Football Federation Australia (FFA) and Professional Footballers Australia (PFA) have today come to terms on a revised Collective Bargaining Agreement (CBA) for Socceroos and Matildas players.
Remuneration, high-performance standards, and gender equality will be maintained for the national teams – despite the COVID-19 pandemic.
FFA said that the CBA makes sure that Australia will continue to be a global leader for advancing gender equity and pay parity in football.
The National Teams Collective Bargaining Agreement extends until the end of the 2023 FIFA Women’s World Cup.
FFA and PFA have agreed to make adjustments to the CBA to deal with the economic impacts that the pandemic has caused. Due to the pandemic there has been less opportunities for the national teams to generate revenue.
Contracted Matildas players will continue to be paid a monthly wage.

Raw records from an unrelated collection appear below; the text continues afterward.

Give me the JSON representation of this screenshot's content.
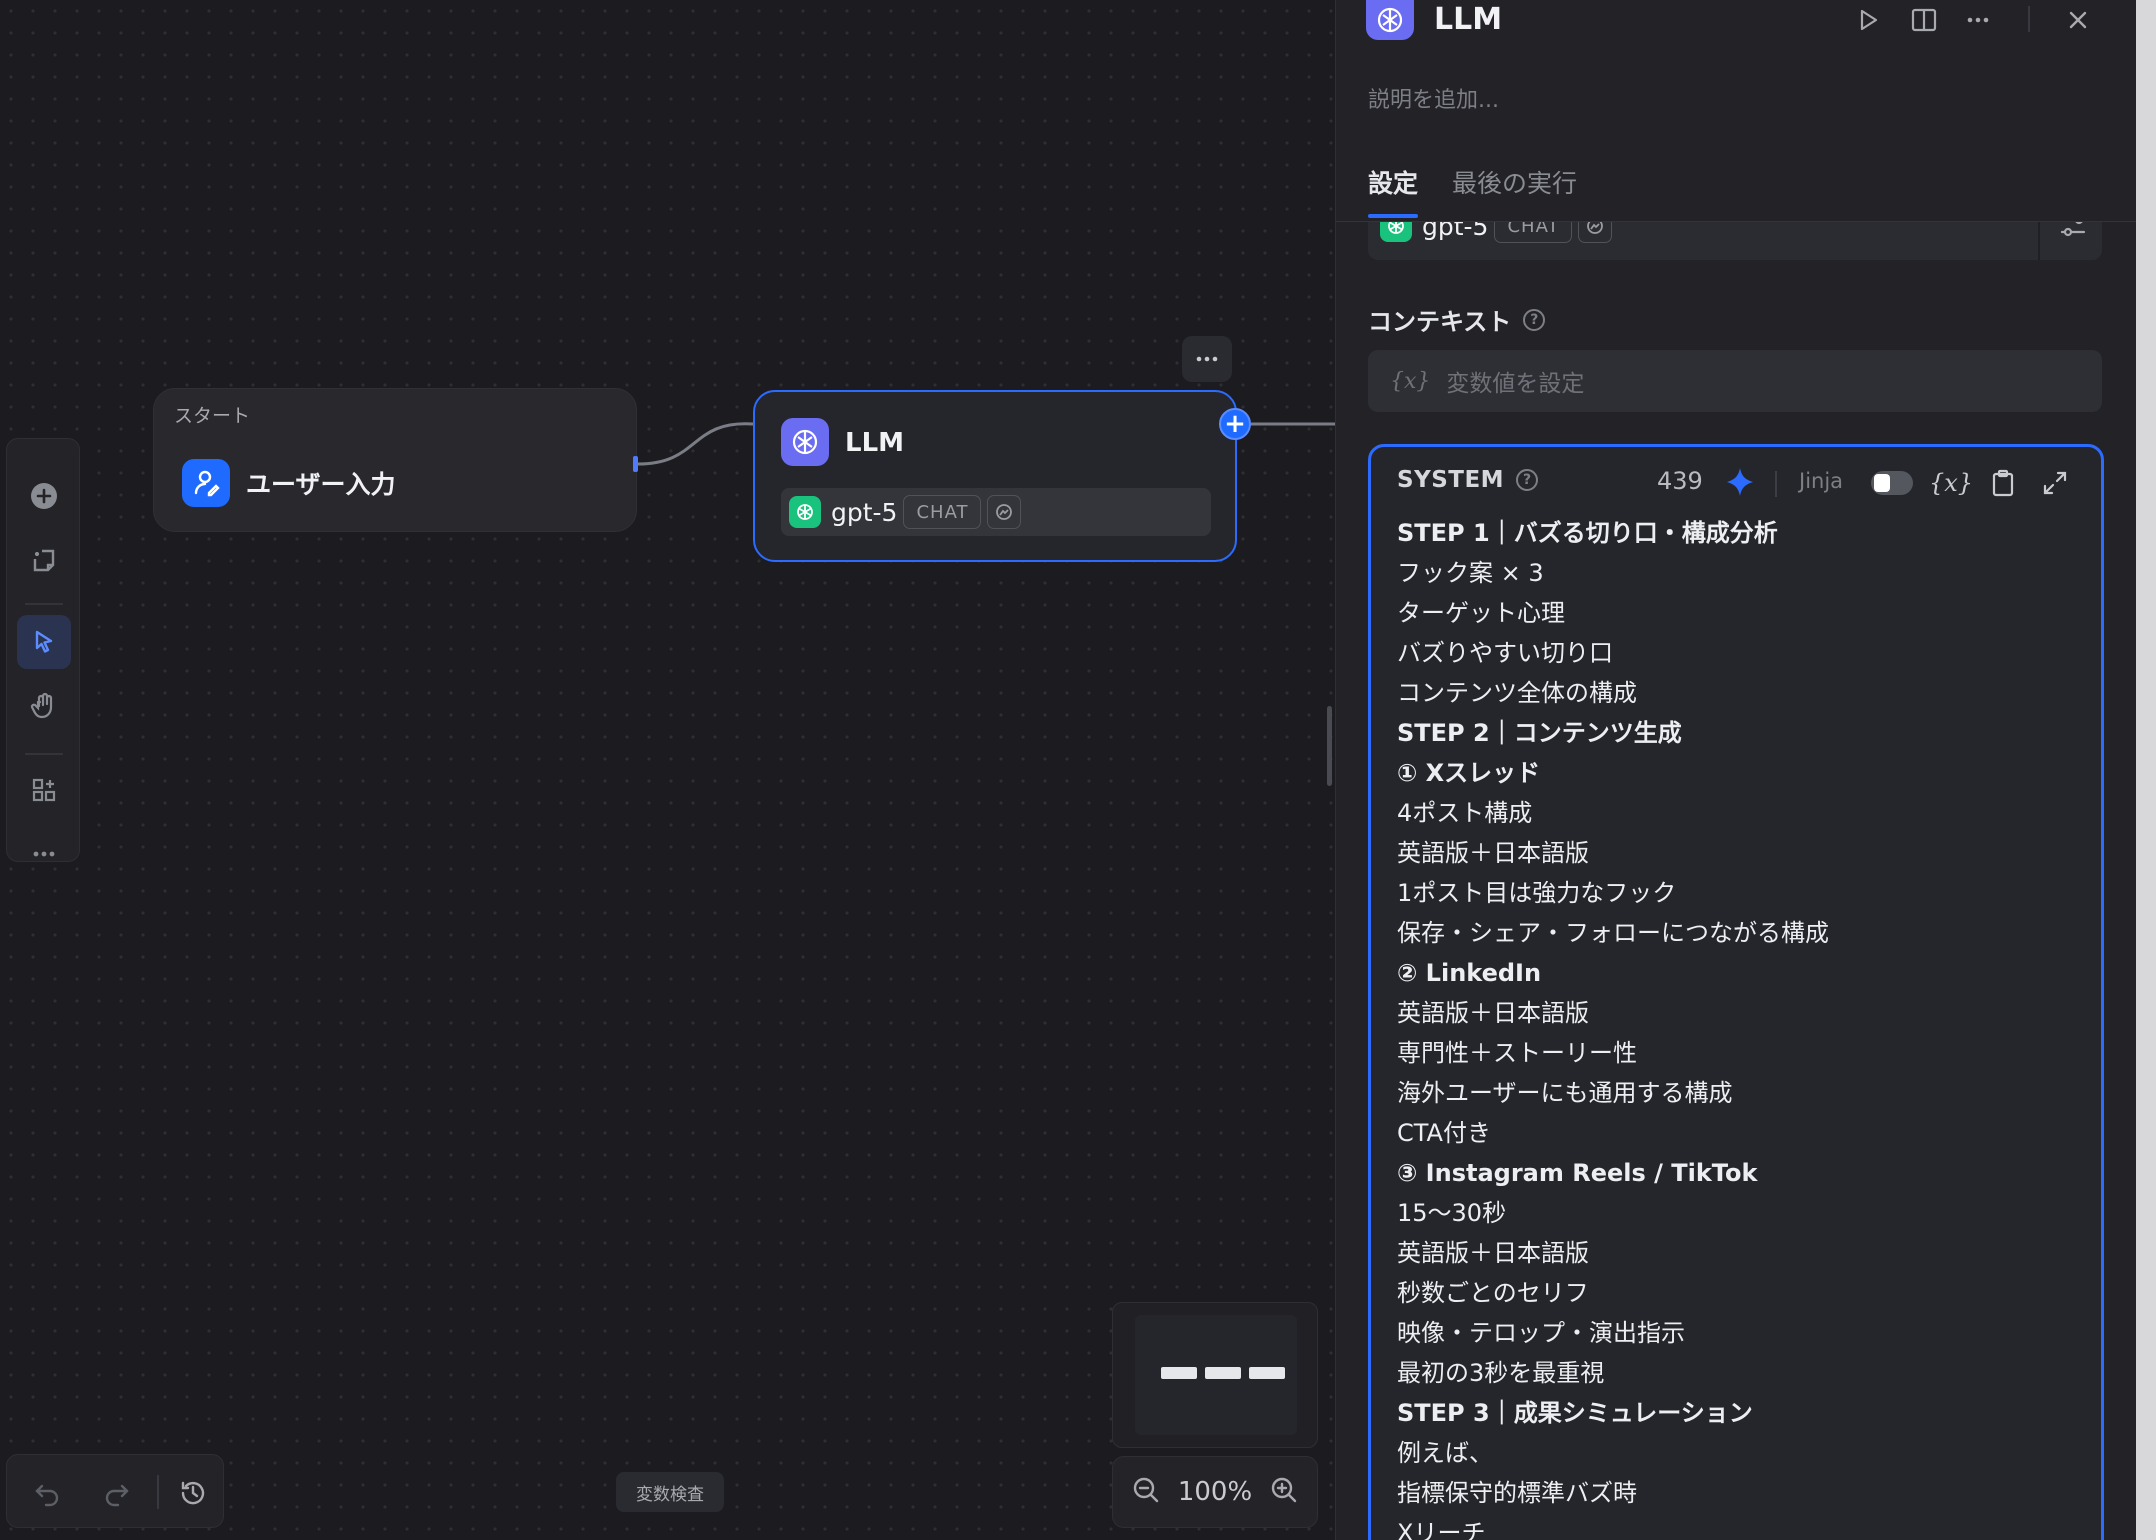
{
  "canvas": {
    "start_node": {
      "label": "スタート",
      "title": "ユーザー入力"
    },
    "llm_node": {
      "title": "LLM",
      "model": "gpt-5",
      "mode": "CHAT"
    },
    "var_inspect_label": "変数検査",
    "zoom_level": "100%"
  },
  "panel": {
    "title": "LLM",
    "description_placeholder": "説明を追加...",
    "tabs": [
      {
        "label": "設定",
        "active": true
      },
      {
        "label": "最後の実行",
        "active": false
      }
    ],
    "model": {
      "name": "gpt-5",
      "mode": "CHAT"
    },
    "context": {
      "label": "コンテキスト",
      "placeholder": "変数値を設定",
      "var_glyph": "{x}"
    },
    "system": {
      "label": "SYSTEM",
      "char_count": "439",
      "jinja_label": "Jinja",
      "jinja_enabled": false,
      "var_glyph": "{x}",
      "lines": [
        {
          "text": "STEP 1｜バズる切り口・構成分析",
          "bold": true
        },
        {
          "text": "フック案 × 3",
          "bold": false
        },
        {
          "text": "ターゲット心理",
          "bold": false
        },
        {
          "text": "バズりやすい切り口",
          "bold": false
        },
        {
          "text": "コンテンツ全体の構成",
          "bold": false
        },
        {
          "text": "STEP 2｜コンテンツ生成",
          "bold": true
        },
        {
          "text": "① Xスレッド",
          "bold": true
        },
        {
          "text": "4ポスト構成",
          "bold": false
        },
        {
          "text": "英語版＋日本語版",
          "bold": false
        },
        {
          "text": "1ポスト目は強力なフック",
          "bold": false
        },
        {
          "text": "保存・シェア・フォローにつながる構成",
          "bold": false
        },
        {
          "text": "② LinkedIn",
          "bold": true
        },
        {
          "text": "英語版＋日本語版",
          "bold": false
        },
        {
          "text": "専門性＋ストーリー性",
          "bold": false
        },
        {
          "text": "海外ユーザーにも通用する構成",
          "bold": false
        },
        {
          "text": "CTA付き",
          "bold": false
        },
        {
          "text": "③ Instagram Reels / TikTok",
          "bold": true
        },
        {
          "text": "15〜30秒",
          "bold": false
        },
        {
          "text": "英語版＋日本語版",
          "bold": false
        },
        {
          "text": "秒数ごとのセリフ",
          "bold": false
        },
        {
          "text": "映像・テロップ・演出指示",
          "bold": false
        },
        {
          "text": "最初の3秒を最重視",
          "bold": false
        },
        {
          "text": "STEP 3｜成果シミュレーション",
          "bold": true
        },
        {
          "text": "例えば、",
          "bold": false
        },
        {
          "text": "指標保守的標準バズ時",
          "bold": false
        },
        {
          "text": "Xリーチ",
          "bold": false
        }
      ]
    }
  },
  "colors": {
    "accent": "#2c6bff",
    "llm_icon": "#6a6cf2",
    "openai": "#19c37d",
    "start_icon": "#1f6bff"
  }
}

FFA views this as critical to continuing to support elite female players.
FFA CEO James Johnson said that the agreement ensures that equal shares of revenues generated by the national teams will be given to the Socceroos and Matildas.
“We have worked collaboratively and with strong principles with the PFA and the national team players to carefully consider the challenges we are confronting and developing a future proof agreement which takes into account the environmental challenges that we are confronting globally at present,” he said in a statement.

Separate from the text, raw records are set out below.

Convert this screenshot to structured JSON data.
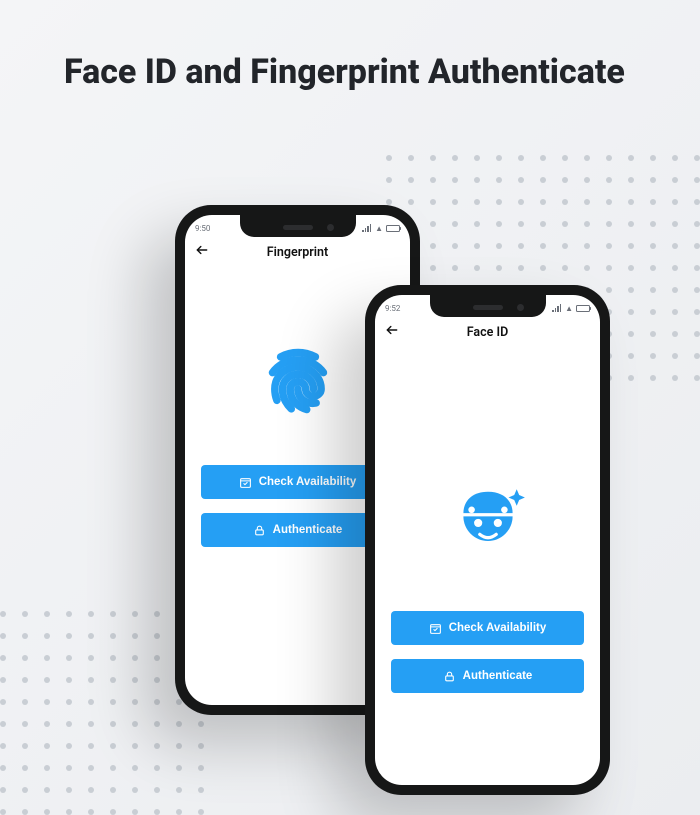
{
  "title": "Face ID and Fingerprint Authenticate",
  "brand_color": "#259ff4",
  "screens": {
    "fingerprint": {
      "statusbar_time": "9:50",
      "appbar_title": "Fingerprint",
      "icon": "fingerprint-icon",
      "buttons": {
        "check": {
          "label": "Check Availability",
          "icon": "calendar-check-icon"
        },
        "auth": {
          "label": "Authenticate",
          "icon": "lock-icon"
        }
      }
    },
    "faceid": {
      "statusbar_time": "9:52",
      "appbar_title": "Face ID",
      "icon": "face-icon",
      "buttons": {
        "check": {
          "label": "Check Availability",
          "icon": "calendar-check-icon"
        },
        "auth": {
          "label": "Authenticate",
          "icon": "lock-icon"
        }
      }
    }
  }
}
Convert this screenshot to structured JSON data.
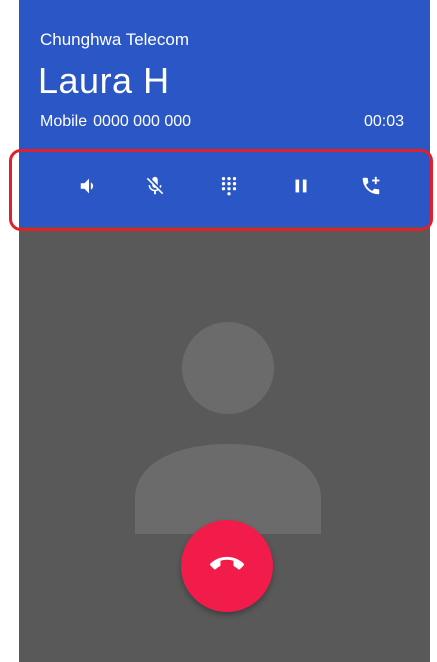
{
  "call": {
    "carrier": "Chunghwa Telecom",
    "contact_name": "Laura H",
    "line_type": "Mobile",
    "phone_number": "0000 000 000",
    "duration": "00:03"
  },
  "actions": [
    {
      "name": "speaker",
      "icon": "speaker-icon"
    },
    {
      "name": "mute",
      "icon": "microphone-off-icon"
    },
    {
      "name": "keypad",
      "icon": "dialpad-icon"
    },
    {
      "name": "hold",
      "icon": "pause-icon"
    },
    {
      "name": "add-call",
      "icon": "add-call-icon"
    }
  ],
  "end_call": {
    "icon": "end-call-icon"
  },
  "colors": {
    "header": "#2a56c6",
    "background": "#595959",
    "end_call": "#f21c4b",
    "highlight": "#e0202a",
    "icon": "#ffffff"
  }
}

“With this CBA now finalised, we look forward to working with the players and PFA to develop plans to recover from the pandemic. The strong schedules of activities both teams are set to experience in 2021 and beyond will assist in the regeneration of long-term national team revenues, which will not only benefit our elite players but many other areas of the sport.”
FFA, PFA and the national team players will work together to develop a plan to bounce back from the impacts of the pandemic.
“Preserving a world-leading CBA during a challenging period for the industry was of critical importance to the players as we seek to work in partnership with FFA to rebuild the sport in the wake of COVID-19,” PFA Co-Chief Executive Officer, Kathryn Gill said about the agreement.
“The National Team CBA model was designed with the flexibility to allow individual entitlements to be redirected, meaning we could find a solution that dignifies the Matildas as professional footballers and ensures an equal distribution of revenues to the players, whilst maintaining the high-performance environment.
“Importantly, this outcome can help our sport build the foundations for a once in a generation opportunity; hosting the FIFA Women’s World Cup 2023™.”